#### [GOAL OF THE EXERCISE]
The listing, minus its pictures, is to be given again exactly.

#### [INPUT MATERIAL]
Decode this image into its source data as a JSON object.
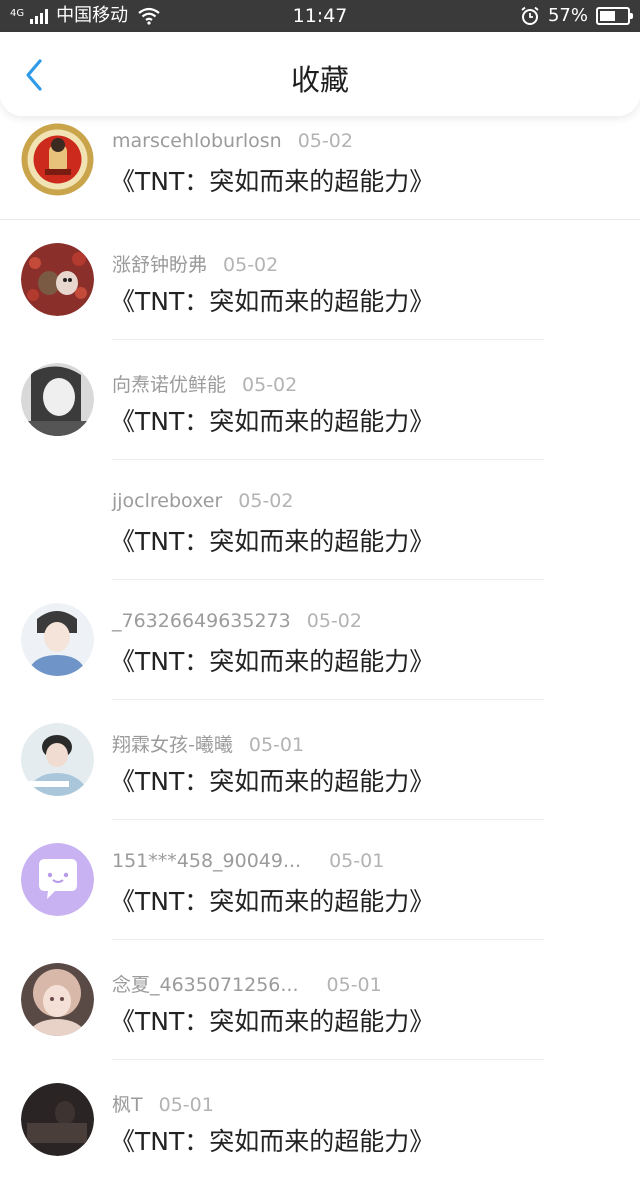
{
  "status_bar": {
    "network": "4G",
    "carrier": "中国移动",
    "time": "11:47",
    "battery": "57%",
    "battery_level": 0.57
  },
  "header": {
    "title": "收藏",
    "back_icon": "chevron-left-icon",
    "accent_color": "#2f9ae8"
  },
  "items": [
    {
      "user": "marscehloburlosn",
      "date": "05-02",
      "title": "《TNT：突如而来的超能力》",
      "avatar": "avatar-red-gold"
    },
    {
      "user": "涨舒钟盼弗",
      "date": "05-02",
      "title": "《TNT：突如而来的超能力》",
      "avatar": "avatar-animals"
    },
    {
      "user": "向焘诺优鲜能",
      "date": "05-02",
      "title": "《TNT：突如而来的超能力》",
      "avatar": "avatar-gray-girl"
    },
    {
      "user": "jjoclreboxer",
      "date": "05-02",
      "title": "《TNT：突如而来的超能力》",
      "avatar": "avatar-none"
    },
    {
      "user": "_76326649635273",
      "date": "05-02",
      "title": "《TNT：突如而来的超能力》",
      "avatar": "avatar-boy-blue"
    },
    {
      "user": "翔霖女孩-曦曦",
      "date": "05-01",
      "title": "《TNT：突如而来的超能力》",
      "avatar": "avatar-boy-desk"
    },
    {
      "user": "151***458_90049...",
      "date": "05-01",
      "title": "《TNT：突如而来的超能力》",
      "avatar": "avatar-purple-chat"
    },
    {
      "user": "念夏_4635071256...",
      "date": "05-01",
      "title": "《TNT：突如而来的超能力》",
      "avatar": "avatar-anime-girl"
    },
    {
      "user": "枫T",
      "date": "05-01",
      "title": "《TNT：突如而来的超能力》",
      "avatar": "avatar-dark"
    }
  ]
}
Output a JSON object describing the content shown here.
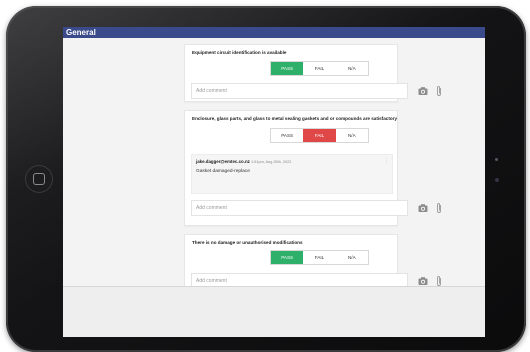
{
  "app": {
    "header_title": "General"
  },
  "segment_labels": {
    "pass": "PASS",
    "fail": "FAIL",
    "na": "N/A"
  },
  "items": [
    {
      "question": "Equipment circuit identification is available",
      "selected": "PASS",
      "comment_placeholder": "Add comment"
    },
    {
      "question": "Enclosure, glass parts, and glass to metal sealing gaskets and or compounds are satisfactory",
      "selected": "FAIL",
      "note": {
        "author": "jake.dagger@emtec.co.nz",
        "time": "1:51pm, Aug 25th, 2022",
        "text": "Gasket damaged-replace"
      },
      "comment_placeholder": "Add comment"
    },
    {
      "question": "There is no damage or unauthorised modifications",
      "selected": "PASS",
      "comment_placeholder": "Add comment"
    }
  ],
  "colors": {
    "header": "#3b4a8a",
    "pass": "#2fb06a",
    "fail": "#e04848"
  },
  "icons": {
    "camera": "camera-icon",
    "attach": "paperclip-icon",
    "menu": "more-vertical-icon",
    "home": "home-button"
  }
}
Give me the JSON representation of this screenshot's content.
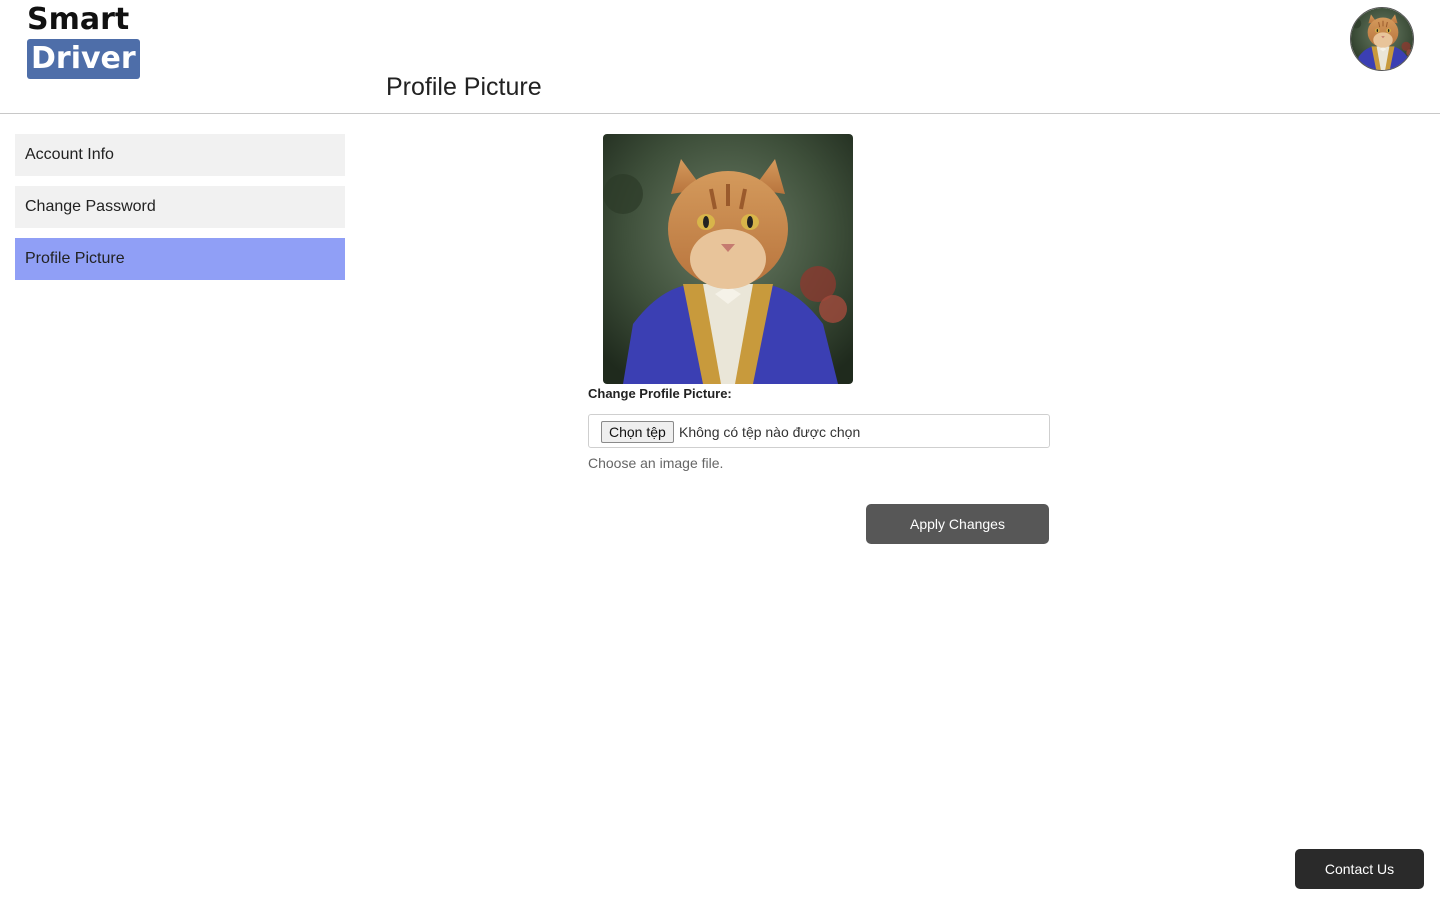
{
  "brand": {
    "line1": "Smart",
    "line2": "Driver",
    "color": "#4e6ea9"
  },
  "header": {
    "title": "Profile Picture",
    "avatar_icon": "cat-portrait-avatar"
  },
  "sidebar": {
    "items": [
      {
        "label": "Account Info",
        "active": false
      },
      {
        "label": "Change Password",
        "active": false
      },
      {
        "label": "Profile Picture",
        "active": true
      }
    ],
    "active_color": "#909ff6"
  },
  "main": {
    "picture_icon": "cat-portrait-image",
    "field_label": "Change Profile Picture:",
    "file_button_label": "Chọn tệp",
    "file_status": "Không có tệp nào được chọn",
    "help_text": "Choose an image file.",
    "apply_label": "Apply Changes"
  },
  "footer": {
    "contact_label": "Contact Us"
  }
}
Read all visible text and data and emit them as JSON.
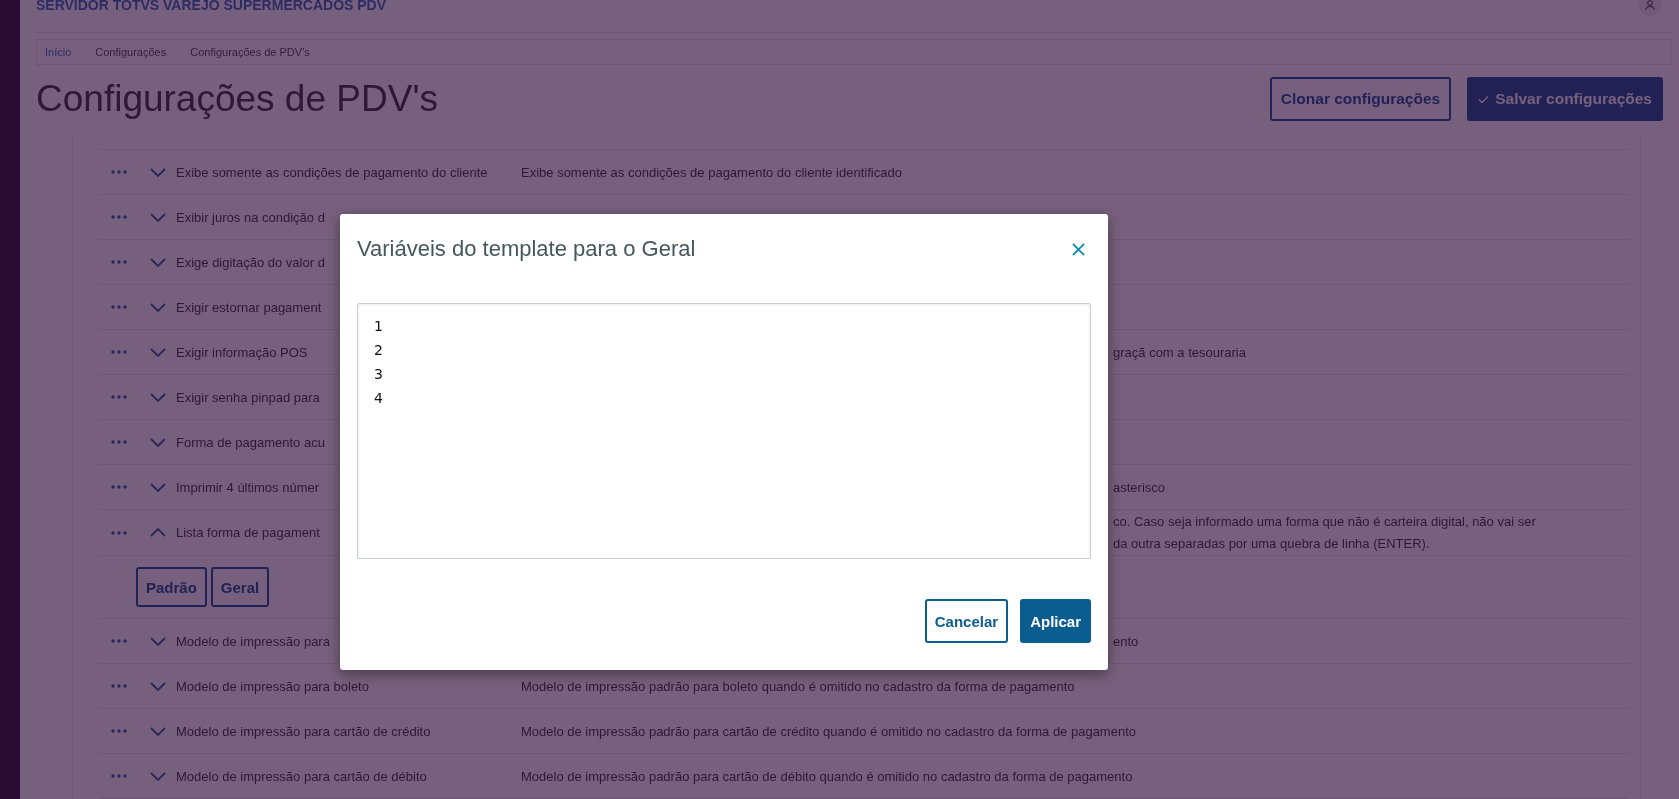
{
  "app": {
    "title": "SERVIDOR TOTVS VAREJO SUPERMERCADOS PDV"
  },
  "breadcrumb": [
    {
      "label": "Início",
      "link": true
    },
    {
      "label": "Configurações",
      "link": false
    },
    {
      "label": "Configurações de PDV's",
      "link": false
    }
  ],
  "page": {
    "title": "Configurações de PDV's",
    "buttons": [
      {
        "label": "Clonar configurações",
        "kind": "secondary"
      },
      {
        "label": "Salvar configurações",
        "kind": "primary"
      }
    ]
  },
  "settings": [
    {
      "name": "Exibe somente as condições de pagamento do cliente",
      "description": [
        "Exibe somente as condições de pagamento do cliente identificado"
      ],
      "expanded": false,
      "covered": false
    },
    {
      "name": "Exibir juros na condição d",
      "expanded": false,
      "covered": true
    },
    {
      "name": "Exige digitação do valor d",
      "expanded": false,
      "covered": true
    },
    {
      "name": "Exigir estornar pagament",
      "expanded": false,
      "covered": true
    },
    {
      "name": "Exigir informação POS",
      "description": [
        "graçã com a tesouraria"
      ],
      "expanded": false,
      "covered": true
    },
    {
      "name": "Exigir senha pinpad para",
      "expanded": false,
      "covered": true
    },
    {
      "name": "Forma de pagamento acu",
      "expanded": false,
      "covered": true
    },
    {
      "name": "Imprimir 4 últimos númer",
      "description": [
        "asterisco"
      ],
      "expanded": false,
      "covered": true
    },
    {
      "name": "Lista forma de pagament",
      "description": [
        "co. Caso seja informado uma forma que não é carteira digital, não vai ser",
        "da outra separadas por uma quebra de linha (ENTER)."
      ],
      "expanded": true,
      "covered": true,
      "templates": [
        "Padrão",
        "Geral"
      ]
    },
    {
      "name": "Modelo de impressão para",
      "description": [
        "ento"
      ],
      "expanded": false,
      "covered": true
    },
    {
      "name": "Modelo de impressão para boleto",
      "description": [
        "Modelo de impressão padrão para boleto quando é omitido no cadastro da forma de pagamento"
      ],
      "expanded": false,
      "covered": false
    },
    {
      "name": "Modelo de impressão para cartão de crédito",
      "description": [
        "Modelo de impressão padrão para cartão de crédito quando é omitido no cadastro da forma de pagamento"
      ],
      "expanded": false,
      "covered": false
    },
    {
      "name": "Modelo de impressão para cartão de débito",
      "description": [
        "Modelo de impressão padrão para cartão de débito quando é omitido no cadastro da forma de pagamento"
      ],
      "expanded": false,
      "covered": false
    }
  ],
  "modal": {
    "title": "Variáveis do template para o Geral",
    "value": "1\n2\n3\n4",
    "buttons": [
      {
        "label": "Cancelar",
        "kind": "secondary"
      },
      {
        "label": "Aplicar",
        "kind": "primary"
      }
    ]
  }
}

#### [RESULT OF THIS EXERCISE]
Decode this image into its source data as a JSON object.
{
  "status_bar": {
    "network": "4G",
    "carrier": "中国移动",
    "time": "11:47",
    "battery": "57%",
    "battery_level": 0.57
  },
  "header": {
    "title": "收藏",
    "back_icon": "chevron-left-icon",
    "accent_color": "#2f9ae8"
  },
  "items": [
    {
      "user": "marscehloburlosn",
      "date": "05-02",
      "title": "《TNT：突如而来的超能力》",
      "avatar": "avatar-red-gold"
    },
    {
      "user": "涨舒钟盼弗",
      "date": "05-02",
      "title": "《TNT：突如而来的超能力》",
      "avatar": "avatar-animals"
    },
    {
      "user": "向焘诺优鲜能",
      "date": "05-02",
      "title": "《TNT：突如而来的超能力》",
      "avatar": "avatar-gray-girl"
    },
    {
      "user": "jjoclreboxer",
      "date": "05-02",
      "title": "《TNT：突如而来的超能力》",
      "avatar": "avatar-none"
    },
    {
      "user": "_76326649635273",
      "date": "05-02",
      "title": "《TNT：突如而来的超能力》",
      "avatar": "avatar-boy-blue"
    },
    {
      "user": "翔霖女孩-曦曦",
      "date": "05-01",
      "title": "《TNT：突如而来的超能力》",
      "avatar": "avatar-boy-desk"
    },
    {
      "user": "151***458_90049...",
      "date": "05-01",
      "title": "《TNT：突如而来的超能力》",
      "avatar": "avatar-purple-chat"
    },
    {
      "user": "念夏_4635071256...",
      "date": "05-01",
      "title": "《TNT：突如而来的超能力》",
      "avatar": "avatar-anime-girl"
    },
    {
      "user": "枫T",
      "date": "05-01",
      "title": "《TNT：突如而来的超能力》",
      "avatar": "avatar-dark"
    }
  ]
}
Output a JSON object describing the content shown here.
{
  "app": {
    "header_title": "General"
  },
  "segment_labels": {
    "pass": "PASS",
    "fail": "FAIL",
    "na": "N/A"
  },
  "items": [
    {
      "question": "Equipment circuit identification is available",
      "selected": "PASS",
      "comment_placeholder": "Add comment"
    },
    {
      "question": "Enclosure, glass parts, and glass to metal sealing gaskets and or compounds are satisfactory",
      "selected": "FAIL",
      "note": {
        "author": "jake.dagger@emtec.co.nz",
        "time": "1:51pm, Aug 25th, 2022",
        "text": "Gasket damaged-replace"
      },
      "comment_placeholder": "Add comment"
    },
    {
      "question": "There is no damage or unauthorised modifications",
      "selected": "PASS",
      "comment_placeholder": "Add comment"
    }
  ],
  "colors": {
    "header": "#3b4a8a",
    "pass": "#2fb06a",
    "fail": "#e04848"
  },
  "icons": {
    "camera": "camera-icon",
    "attach": "paperclip-icon",
    "menu": "more-vertical-icon",
    "home": "home-button"
  }
}
Give me the JSON representation of this screenshot's content.
{
  "brand": {
    "line1": "Smart",
    "line2": "Driver",
    "color": "#4e6ea9"
  },
  "header": {
    "title": "Profile Picture",
    "avatar_icon": "cat-portrait-avatar"
  },
  "sidebar": {
    "items": [
      {
        "label": "Account Info",
        "active": false
      },
      {
        "label": "Change Password",
        "active": false
      },
      {
        "label": "Profile Picture",
        "active": true
      }
    ],
    "active_color": "#909ff6"
  },
  "main": {
    "picture_icon": "cat-portrait-image",
    "field_label": "Change Profile Picture:",
    "file_button_label": "Chọn tệp",
    "file_status": "Không có tệp nào được chọn",
    "help_text": "Choose an image file.",
    "apply_label": "Apply Changes"
  },
  "footer": {
    "contact_label": "Contact Us"
  }
}
Read all visible text and data and emit them as JSON.
{
  "app": {
    "title": "SERVIDOR TOTVS VAREJO SUPERMERCADOS PDV"
  },
  "breadcrumb": [
    {
      "label": "Início",
      "link": true
    },
    {
      "label": "Configurações",
      "link": false
    },
    {
      "label": "Configurações de PDV's",
      "link": false
    }
  ],
  "page": {
    "title": "Configurações de PDV's",
    "buttons": [
      {
        "label": "Clonar configurações",
        "kind": "secondary"
      },
      {
        "label": "Salvar configurações",
        "kind": "primary"
      }
    ]
  },
  "settings": [
    {
      "name": "Exibe somente as condições de pagamento do cliente",
      "description": [
        "Exibe somente as condições de pagamento do cliente identificado"
      ],
      "expanded": false,
      "covered": false
    },
    {
      "name": "Exibir juros na condição d",
      "expanded": false,
      "covered": true
    },
    {
      "name": "Exige digitação do valor d",
      "expanded": false,
      "covered": true
    },
    {
      "name": "Exigir estornar pagament",
      "expanded": false,
      "covered": true
    },
    {
      "name": "Exigir informação POS",
      "description": [
        "graçã com a tesouraria"
      ],
      "expanded": false,
      "covered": true
    },
    {
      "name": "Exigir senha pinpad para",
      "expanded": false,
      "covered": true
    },
    {
      "name": "Forma de pagamento acu",
      "expanded": false,
      "covered": true
    },
    {
      "name": "Imprimir 4 últimos númer",
      "description": [
        "asterisco"
      ],
      "expanded": false,
      "covered": true
    },
    {
      "name": "Lista forma de pagament",
      "description": [
        "co. Caso seja informado uma forma que não é carteira digital, não vai ser",
        "da outra separadas por uma quebra de linha (ENTER)."
      ],
      "expanded": true,
      "covered": true,
      "templates": [
        "Padrão",
        "Geral"
      ]
    },
    {
      "name": "Modelo de impressão para",
      "description": [
        "ento"
      ],
      "expanded": false,
      "covered": true
    },
    {
      "name": "Modelo de impressão para boleto",
      "description": [
        "Modelo de impressão padrão para boleto quando é omitido no cadastro da forma de pagamento"
      ],
      "expanded": false,
      "covered": false
    },
    {
      "name": "Modelo de impressão para cartão de crédito",
      "description": [
        "Modelo de impressão padrão para cartão de crédito quando é omitido no cadastro da forma de pagamento"
      ],
      "expanded": false,
      "covered": false
    },
    {
      "name": "Modelo de impressão para cartão de débito",
      "description": [
        "Modelo de impressão padrão para cartão de débito quando é omitido no cadastro da forma de pagamento"
      ],
      "expanded": false,
      "covered": false
    }
  ],
  "modal": {
    "title": "Variáveis do template para o Geral",
    "value": "1\n2\n3\n4",
    "buttons": [
      {
        "label": "Cancelar",
        "kind": "secondary"
      },
      {
        "label": "Aplicar",
        "kind": "primary"
      }
    ]
  }
}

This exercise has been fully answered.